Data entries
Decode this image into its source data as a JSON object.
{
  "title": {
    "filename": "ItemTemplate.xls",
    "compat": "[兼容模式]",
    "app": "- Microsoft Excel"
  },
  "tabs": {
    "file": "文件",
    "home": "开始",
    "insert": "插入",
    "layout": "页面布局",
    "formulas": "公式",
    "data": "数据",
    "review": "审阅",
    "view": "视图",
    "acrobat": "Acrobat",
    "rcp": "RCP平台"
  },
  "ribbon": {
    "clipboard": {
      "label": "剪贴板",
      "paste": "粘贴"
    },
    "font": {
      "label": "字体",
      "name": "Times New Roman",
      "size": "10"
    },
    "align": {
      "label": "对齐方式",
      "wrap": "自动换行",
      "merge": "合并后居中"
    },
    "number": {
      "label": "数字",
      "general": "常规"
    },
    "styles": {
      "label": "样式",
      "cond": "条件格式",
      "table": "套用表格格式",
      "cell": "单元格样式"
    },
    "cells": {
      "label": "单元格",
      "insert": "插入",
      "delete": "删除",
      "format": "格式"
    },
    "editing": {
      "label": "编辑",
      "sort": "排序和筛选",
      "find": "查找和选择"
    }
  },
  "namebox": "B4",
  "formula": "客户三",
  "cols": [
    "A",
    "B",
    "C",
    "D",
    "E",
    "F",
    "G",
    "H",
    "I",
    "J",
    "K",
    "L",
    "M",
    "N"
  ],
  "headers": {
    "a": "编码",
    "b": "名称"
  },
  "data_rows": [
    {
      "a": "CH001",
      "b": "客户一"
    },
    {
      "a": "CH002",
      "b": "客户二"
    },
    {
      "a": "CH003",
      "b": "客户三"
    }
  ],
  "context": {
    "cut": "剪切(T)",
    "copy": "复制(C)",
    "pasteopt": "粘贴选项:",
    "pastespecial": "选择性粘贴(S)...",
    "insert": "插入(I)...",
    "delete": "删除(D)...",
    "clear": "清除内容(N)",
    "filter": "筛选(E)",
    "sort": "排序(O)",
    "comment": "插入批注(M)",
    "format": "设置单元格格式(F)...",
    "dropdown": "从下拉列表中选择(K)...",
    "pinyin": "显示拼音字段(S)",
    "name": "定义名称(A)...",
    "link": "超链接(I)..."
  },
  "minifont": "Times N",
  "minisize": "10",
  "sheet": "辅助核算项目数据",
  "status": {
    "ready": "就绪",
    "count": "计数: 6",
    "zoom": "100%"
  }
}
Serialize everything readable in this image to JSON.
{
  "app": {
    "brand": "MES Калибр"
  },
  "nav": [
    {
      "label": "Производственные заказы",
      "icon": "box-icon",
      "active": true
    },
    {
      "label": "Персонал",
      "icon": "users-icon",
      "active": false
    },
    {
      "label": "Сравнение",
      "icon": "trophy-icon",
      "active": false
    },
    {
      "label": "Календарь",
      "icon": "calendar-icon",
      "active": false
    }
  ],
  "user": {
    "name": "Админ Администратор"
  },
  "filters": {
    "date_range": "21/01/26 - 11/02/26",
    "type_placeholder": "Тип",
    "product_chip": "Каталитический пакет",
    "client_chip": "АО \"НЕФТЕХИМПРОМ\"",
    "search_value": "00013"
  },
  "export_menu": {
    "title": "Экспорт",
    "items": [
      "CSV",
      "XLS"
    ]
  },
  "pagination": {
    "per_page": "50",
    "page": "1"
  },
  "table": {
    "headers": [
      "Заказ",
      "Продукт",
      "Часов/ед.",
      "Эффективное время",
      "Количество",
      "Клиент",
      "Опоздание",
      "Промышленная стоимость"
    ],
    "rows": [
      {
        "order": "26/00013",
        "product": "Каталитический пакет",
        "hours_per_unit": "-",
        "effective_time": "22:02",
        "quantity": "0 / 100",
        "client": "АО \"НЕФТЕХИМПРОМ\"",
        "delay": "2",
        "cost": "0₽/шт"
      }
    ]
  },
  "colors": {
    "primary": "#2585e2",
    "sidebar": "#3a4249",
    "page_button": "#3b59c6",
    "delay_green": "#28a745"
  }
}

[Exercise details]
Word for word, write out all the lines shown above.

[Result for this exercise]
Decode this image into its source data as a JSON object.
{
  "title": {
    "filename": "ItemTemplate.xls",
    "compat": "[兼容模式]",
    "app": "- Microsoft Excel"
  },
  "tabs": {
    "file": "文件",
    "home": "开始",
    "insert": "插入",
    "layout": "页面布局",
    "formulas": "公式",
    "data": "数据",
    "review": "审阅",
    "view": "视图",
    "acrobat": "Acrobat",
    "rcp": "RCP平台"
  },
  "ribbon": {
    "clipboard": {
      "label": "剪贴板",
      "paste": "粘贴"
    },
    "font": {
      "label": "字体",
      "name": "Times New Roman",
      "size": "10"
    },
    "align": {
      "label": "对齐方式",
      "wrap": "自动换行",
      "merge": "合并后居中"
    },
    "number": {
      "label": "数字",
      "general": "常规"
    },
    "styles": {
      "label": "样式",
      "cond": "条件格式",
      "table": "套用表格格式",
      "cell": "单元格样式"
    },
    "cells": {
      "label": "单元格",
      "insert": "插入",
      "delete": "删除",
      "format": "格式"
    },
    "editing": {
      "label": "编辑",
      "sort": "排序和筛选",
      "find": "查找和选择"
    }
  },
  "namebox": "B4",
  "formula": "客户三",
  "cols": [
    "A",
    "B",
    "C",
    "D",
    "E",
    "F",
    "G",
    "H",
    "I",
    "J",
    "K",
    "L",
    "M",
    "N"
  ],
  "headers": {
    "a": "编码",
    "b": "名称"
  },
  "data_rows": [
    {
      "a": "CH001",
      "b": "客户一"
    },
    {
      "a": "CH002",
      "b": "客户二"
    },
    {
      "a": "CH003",
      "b": "客户三"
    }
  ],
  "context": {
    "cut": "剪切(T)",
    "copy": "复制(C)",
    "pasteopt": "粘贴选项:",
    "pastespecial": "选择性粘贴(S)...",
    "insert": "插入(I)...",
    "delete": "删除(D)...",
    "clear": "清除内容(N)",
    "filter": "筛选(E)",
    "sort": "排序(O)",
    "comment": "插入批注(M)",
    "format": "设置单元格格式(F)...",
    "dropdown": "从下拉列表中选择(K)...",
    "pinyin": "显示拼音字段(S)",
    "name": "定义名称(A)...",
    "link": "超链接(I)..."
  },
  "minifont": "Times N",
  "minisize": "10",
  "sheet": "辅助核算项目数据",
  "status": {
    "ready": "就绪",
    "count": "计数: 6",
    "zoom": "100%"
  }
}
Serialize everything readable in this image to JSON.
{
  "app": {
    "brand": "MES Калибр"
  },
  "nav": [
    {
      "label": "Производственные заказы",
      "icon": "box-icon",
      "active": true
    },
    {
      "label": "Персонал",
      "icon": "users-icon",
      "active": false
    },
    {
      "label": "Сравнение",
      "icon": "trophy-icon",
      "active": false
    },
    {
      "label": "Календарь",
      "icon": "calendar-icon",
      "active": false
    }
  ],
  "user": {
    "name": "Админ Администратор"
  },
  "filters": {
    "date_range": "21/01/26 - 11/02/26",
    "type_placeholder": "Тип",
    "product_chip": "Каталитический пакет",
    "client_chip": "АО \"НЕФТЕХИМПРОМ\"",
    "search_value": "00013"
  },
  "export_menu": {
    "title": "Экспорт",
    "items": [
      "CSV",
      "XLS"
    ]
  },
  "pagination": {
    "per_page": "50",
    "page": "1"
  },
  "table": {
    "headers": [
      "Заказ",
      "Продукт",
      "Часов/ед.",
      "Эффективное время",
      "Количество",
      "Клиент",
      "Опоздание",
      "Промышленная стоимость"
    ],
    "rows": [
      {
        "order": "26/00013",
        "product": "Каталитический пакет",
        "hours_per_unit": "-",
        "effective_time": "22:02",
        "quantity": "0 / 100",
        "client": "АО \"НЕФТЕХИМПРОМ\"",
        "delay": "2",
        "cost": "0₽/шт"
      }
    ]
  },
  "colors": {
    "primary": "#2585e2",
    "sidebar": "#3a4249",
    "page_button": "#3b59c6",
    "delay_green": "#28a745"
  }
}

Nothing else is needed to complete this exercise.